@Hatley (164485)
• Garden Grove, California
23 Dec 10
errors fakse is false teetg is teeth abtwat think it was supposed to be about then sorry forgot to proof it.
17 Dec 10
Hi P1key, Ha, ha, ha, ha, ha!!! aren't you tweet! poor P1key, I just experiment with food to see how it turns out but never cooked or ate a handful of millet, I thought you can't eat them, now there, I learnt something new. I hope you teeth are ok, lol! hugs. Tamara
@p1kef1sh (45640)
17 Dec 10
Teeth are fine but I haven't tried it again yet. XXXX
@dragon54u (31636)
• United States
14 Dec 10
I have always read the instructions on new foods first but I remember making some mush (polenta for the snobs! ) a couple of years ago. I kind of new how it was made but had never made it myself, just watched my mother and grandmother make it. Mush is corn meal mainly, and you fry it in bacon grease and serve it with syrup and it's yummy!! Of course, I didn't use bacon grease because we all know better these days and I used sugarless syrup. It wasn't as good as my mother's but nonetheless it was tasty and brought back nice memories of hot mush on cold winter mornings! I have also undercooked brown rice and decided I didn't like it before I recently found out I had not cooked it enough. I hope you try the millet again!
@p1kef1sh (45640)
14 Dec 10
I am not a polenta fan but can imagine the fun on making it. I shan't be making the mistake of eating it raw again!!

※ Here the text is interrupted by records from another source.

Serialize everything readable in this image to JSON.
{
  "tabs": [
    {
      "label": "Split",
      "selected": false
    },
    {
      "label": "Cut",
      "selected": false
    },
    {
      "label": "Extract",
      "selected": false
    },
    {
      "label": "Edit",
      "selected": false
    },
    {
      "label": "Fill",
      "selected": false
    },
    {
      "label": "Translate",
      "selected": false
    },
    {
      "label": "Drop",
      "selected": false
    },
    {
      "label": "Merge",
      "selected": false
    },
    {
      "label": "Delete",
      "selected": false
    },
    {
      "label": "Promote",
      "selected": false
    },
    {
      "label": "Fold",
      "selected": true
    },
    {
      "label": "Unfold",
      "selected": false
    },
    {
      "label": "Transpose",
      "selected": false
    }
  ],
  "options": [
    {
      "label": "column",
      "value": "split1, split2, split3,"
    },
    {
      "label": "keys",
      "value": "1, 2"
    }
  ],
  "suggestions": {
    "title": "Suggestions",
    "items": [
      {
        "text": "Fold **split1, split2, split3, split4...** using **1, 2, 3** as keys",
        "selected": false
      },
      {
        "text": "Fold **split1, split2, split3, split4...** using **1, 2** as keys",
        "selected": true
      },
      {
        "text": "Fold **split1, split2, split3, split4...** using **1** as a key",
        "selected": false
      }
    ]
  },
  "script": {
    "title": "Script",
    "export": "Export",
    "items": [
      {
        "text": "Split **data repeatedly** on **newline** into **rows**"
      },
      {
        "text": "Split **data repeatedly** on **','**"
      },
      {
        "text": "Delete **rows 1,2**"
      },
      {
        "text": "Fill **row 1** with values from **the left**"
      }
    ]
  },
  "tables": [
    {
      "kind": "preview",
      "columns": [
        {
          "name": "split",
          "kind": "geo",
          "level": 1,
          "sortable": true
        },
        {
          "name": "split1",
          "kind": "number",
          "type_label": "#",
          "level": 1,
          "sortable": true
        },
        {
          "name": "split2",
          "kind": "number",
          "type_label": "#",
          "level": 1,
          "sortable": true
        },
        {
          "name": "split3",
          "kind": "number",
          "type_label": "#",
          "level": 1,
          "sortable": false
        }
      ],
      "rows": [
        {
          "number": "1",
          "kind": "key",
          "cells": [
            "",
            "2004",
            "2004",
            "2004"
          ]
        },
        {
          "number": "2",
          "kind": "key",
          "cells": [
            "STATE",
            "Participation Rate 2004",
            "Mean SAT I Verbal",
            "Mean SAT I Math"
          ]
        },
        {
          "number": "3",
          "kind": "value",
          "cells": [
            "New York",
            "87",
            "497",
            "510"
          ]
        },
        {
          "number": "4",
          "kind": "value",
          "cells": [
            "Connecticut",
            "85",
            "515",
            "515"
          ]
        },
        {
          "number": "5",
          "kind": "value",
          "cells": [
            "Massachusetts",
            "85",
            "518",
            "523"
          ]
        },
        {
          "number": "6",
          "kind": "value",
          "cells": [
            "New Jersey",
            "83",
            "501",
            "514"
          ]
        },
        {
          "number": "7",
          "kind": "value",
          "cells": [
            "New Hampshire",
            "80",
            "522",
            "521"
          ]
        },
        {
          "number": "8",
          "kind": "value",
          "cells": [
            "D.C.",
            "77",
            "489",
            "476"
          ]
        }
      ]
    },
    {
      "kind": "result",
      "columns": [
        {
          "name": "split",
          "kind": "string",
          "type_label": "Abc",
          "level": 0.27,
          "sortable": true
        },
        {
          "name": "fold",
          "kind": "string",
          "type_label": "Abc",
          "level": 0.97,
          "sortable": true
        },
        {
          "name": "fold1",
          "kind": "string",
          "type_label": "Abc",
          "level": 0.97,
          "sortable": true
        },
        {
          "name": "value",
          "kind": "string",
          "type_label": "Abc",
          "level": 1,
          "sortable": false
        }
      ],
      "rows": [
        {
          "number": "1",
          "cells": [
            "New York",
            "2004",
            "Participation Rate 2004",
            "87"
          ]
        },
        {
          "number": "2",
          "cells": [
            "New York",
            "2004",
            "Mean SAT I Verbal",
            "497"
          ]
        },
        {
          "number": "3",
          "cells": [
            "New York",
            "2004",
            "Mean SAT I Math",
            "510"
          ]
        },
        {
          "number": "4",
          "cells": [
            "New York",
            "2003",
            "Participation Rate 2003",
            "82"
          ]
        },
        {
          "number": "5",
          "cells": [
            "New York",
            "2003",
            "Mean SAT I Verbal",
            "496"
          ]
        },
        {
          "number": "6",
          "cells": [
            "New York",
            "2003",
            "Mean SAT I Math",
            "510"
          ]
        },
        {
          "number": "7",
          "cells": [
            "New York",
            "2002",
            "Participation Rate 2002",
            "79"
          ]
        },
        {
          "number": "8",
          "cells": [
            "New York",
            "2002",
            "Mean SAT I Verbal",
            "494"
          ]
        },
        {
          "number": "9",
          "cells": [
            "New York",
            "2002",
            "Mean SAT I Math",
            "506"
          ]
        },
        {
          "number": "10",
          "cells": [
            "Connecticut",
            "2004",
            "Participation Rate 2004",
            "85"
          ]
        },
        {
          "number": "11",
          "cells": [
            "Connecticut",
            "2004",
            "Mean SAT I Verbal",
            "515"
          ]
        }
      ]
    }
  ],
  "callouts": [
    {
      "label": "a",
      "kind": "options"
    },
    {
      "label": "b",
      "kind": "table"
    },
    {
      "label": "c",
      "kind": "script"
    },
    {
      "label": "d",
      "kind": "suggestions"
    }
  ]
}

@veganbliss (3901)
• Adelaide, Australia
20 Dec 10
Bravo you! Either way you go, you can't do any lasting harm if it's vegan. Millet comes from South America, it's native to that region. The macrobiotic diet is very particular about eating grains that only come from the region you're living in. Let's see if I can remember them. Australians are best suited to eating wheat, Asians have rice, Buckwheat is meant for Russians, Corn for Americans, Barley if you come from Britain, Oats for the Irish & Rye for the Germans! Millet is very yin & is meant for much warmer climates. It has never really agreed with me. I go better on rice, like my Asian neighbours, & am gluten-intolerant, even before becoming veg*n. I've read that before boiling millet, one is supposed to brown it slightly in a frying pan (dry). I've read that all other grains should be soaked for a minimum of 12 hours to eliminate enzyme inhibitors (limits protein absorbtion)& phytic acid (limits vitamin & mineral absorbtion). Sprouting is even better & increases a grain's protein content by up to 300% & vitamin & mineral content by up to 1000%. Yes we all have our own stories of a shaky start & my story is little different. The important thing is to make that start & stick with it. Oh, if I might add, using a pressure cooker not only keeps all the nutrients in, but halves cooking time into the bargain. Also when boiling millet, one must be sure to keep the lid off (those gasses are actually poisonous!) & drain any scum or foam that forms on top. Hope this helps